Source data
====

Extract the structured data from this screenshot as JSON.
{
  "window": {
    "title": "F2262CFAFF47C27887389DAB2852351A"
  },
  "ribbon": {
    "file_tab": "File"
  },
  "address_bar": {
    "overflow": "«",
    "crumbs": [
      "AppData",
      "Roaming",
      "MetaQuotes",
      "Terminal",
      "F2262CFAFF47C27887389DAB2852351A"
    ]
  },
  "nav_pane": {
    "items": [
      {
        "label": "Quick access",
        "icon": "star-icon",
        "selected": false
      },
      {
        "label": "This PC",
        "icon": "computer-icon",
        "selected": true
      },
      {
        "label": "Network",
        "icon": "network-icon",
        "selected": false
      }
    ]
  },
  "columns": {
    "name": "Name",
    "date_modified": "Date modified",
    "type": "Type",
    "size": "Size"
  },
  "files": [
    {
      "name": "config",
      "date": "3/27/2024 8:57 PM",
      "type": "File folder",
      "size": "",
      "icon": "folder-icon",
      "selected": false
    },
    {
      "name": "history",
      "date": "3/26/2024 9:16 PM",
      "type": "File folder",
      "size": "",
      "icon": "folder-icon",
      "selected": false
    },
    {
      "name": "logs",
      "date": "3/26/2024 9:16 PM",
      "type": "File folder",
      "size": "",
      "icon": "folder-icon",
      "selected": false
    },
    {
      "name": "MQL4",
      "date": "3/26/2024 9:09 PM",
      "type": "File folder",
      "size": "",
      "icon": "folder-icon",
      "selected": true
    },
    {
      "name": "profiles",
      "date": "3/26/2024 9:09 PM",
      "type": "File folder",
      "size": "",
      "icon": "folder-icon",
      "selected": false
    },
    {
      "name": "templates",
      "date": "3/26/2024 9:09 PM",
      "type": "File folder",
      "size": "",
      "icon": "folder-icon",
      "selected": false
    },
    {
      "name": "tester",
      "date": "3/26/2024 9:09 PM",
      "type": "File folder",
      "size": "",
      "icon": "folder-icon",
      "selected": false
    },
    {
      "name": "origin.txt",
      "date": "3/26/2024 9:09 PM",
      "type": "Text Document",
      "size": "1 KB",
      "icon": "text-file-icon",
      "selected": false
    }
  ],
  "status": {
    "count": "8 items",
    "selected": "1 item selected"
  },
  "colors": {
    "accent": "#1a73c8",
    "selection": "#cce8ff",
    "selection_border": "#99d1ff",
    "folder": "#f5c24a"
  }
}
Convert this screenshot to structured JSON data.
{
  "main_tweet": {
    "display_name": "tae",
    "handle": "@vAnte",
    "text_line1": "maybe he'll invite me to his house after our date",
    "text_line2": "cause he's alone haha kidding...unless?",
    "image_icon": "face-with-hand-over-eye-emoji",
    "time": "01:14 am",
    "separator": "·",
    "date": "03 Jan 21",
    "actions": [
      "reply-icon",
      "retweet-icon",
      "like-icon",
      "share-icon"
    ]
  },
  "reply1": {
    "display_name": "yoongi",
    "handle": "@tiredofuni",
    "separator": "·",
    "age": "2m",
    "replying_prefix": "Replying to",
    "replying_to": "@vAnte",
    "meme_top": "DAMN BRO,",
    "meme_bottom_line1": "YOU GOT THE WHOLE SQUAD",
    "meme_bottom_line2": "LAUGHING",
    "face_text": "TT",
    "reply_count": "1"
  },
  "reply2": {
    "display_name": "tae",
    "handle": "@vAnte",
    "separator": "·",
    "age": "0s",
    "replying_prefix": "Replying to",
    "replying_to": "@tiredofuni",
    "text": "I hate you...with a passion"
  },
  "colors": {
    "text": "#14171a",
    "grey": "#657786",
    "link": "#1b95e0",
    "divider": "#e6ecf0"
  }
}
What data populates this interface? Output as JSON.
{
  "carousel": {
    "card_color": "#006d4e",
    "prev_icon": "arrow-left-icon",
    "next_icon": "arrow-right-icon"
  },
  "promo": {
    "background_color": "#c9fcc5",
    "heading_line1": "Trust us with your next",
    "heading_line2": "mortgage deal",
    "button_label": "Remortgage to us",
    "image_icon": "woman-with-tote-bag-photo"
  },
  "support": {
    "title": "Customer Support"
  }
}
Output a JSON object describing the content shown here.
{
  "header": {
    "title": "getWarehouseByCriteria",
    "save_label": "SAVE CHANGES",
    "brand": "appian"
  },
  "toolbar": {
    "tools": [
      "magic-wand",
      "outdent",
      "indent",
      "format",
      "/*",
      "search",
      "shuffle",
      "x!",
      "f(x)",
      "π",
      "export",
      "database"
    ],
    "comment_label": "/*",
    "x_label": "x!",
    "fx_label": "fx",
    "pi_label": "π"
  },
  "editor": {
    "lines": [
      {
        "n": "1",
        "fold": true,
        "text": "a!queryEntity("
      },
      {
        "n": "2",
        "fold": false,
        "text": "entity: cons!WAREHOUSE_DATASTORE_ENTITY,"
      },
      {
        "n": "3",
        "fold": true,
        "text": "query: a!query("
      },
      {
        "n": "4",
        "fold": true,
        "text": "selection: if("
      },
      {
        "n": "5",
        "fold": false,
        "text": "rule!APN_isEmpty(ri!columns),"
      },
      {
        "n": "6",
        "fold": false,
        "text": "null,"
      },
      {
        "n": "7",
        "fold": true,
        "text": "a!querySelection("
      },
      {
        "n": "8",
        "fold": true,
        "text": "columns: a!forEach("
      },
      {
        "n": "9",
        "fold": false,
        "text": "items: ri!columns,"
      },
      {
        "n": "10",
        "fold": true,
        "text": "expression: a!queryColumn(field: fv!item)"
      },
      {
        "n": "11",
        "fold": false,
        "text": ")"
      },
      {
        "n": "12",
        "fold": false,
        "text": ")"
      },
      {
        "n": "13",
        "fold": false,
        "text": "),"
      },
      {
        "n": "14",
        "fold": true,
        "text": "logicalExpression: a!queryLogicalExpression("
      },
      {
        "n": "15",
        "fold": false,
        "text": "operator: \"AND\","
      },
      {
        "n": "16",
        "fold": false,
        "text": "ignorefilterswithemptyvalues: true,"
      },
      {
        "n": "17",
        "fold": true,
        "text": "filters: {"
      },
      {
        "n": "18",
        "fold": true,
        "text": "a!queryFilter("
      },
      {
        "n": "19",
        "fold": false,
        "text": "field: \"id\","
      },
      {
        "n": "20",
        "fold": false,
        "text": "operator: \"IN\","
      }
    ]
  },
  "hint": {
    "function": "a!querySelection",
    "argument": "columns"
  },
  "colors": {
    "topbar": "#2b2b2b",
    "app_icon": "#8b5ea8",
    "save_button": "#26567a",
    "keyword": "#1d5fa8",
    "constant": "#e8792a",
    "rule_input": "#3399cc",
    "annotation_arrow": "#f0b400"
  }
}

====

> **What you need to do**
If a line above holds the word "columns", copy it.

> **Response**
  "columns": {
        "text": "rule!APN_isEmpty(ri!columns),"
        "text": "columns: a!forEach("
        "text": "items: ri!columns,"
    "argument": "columns"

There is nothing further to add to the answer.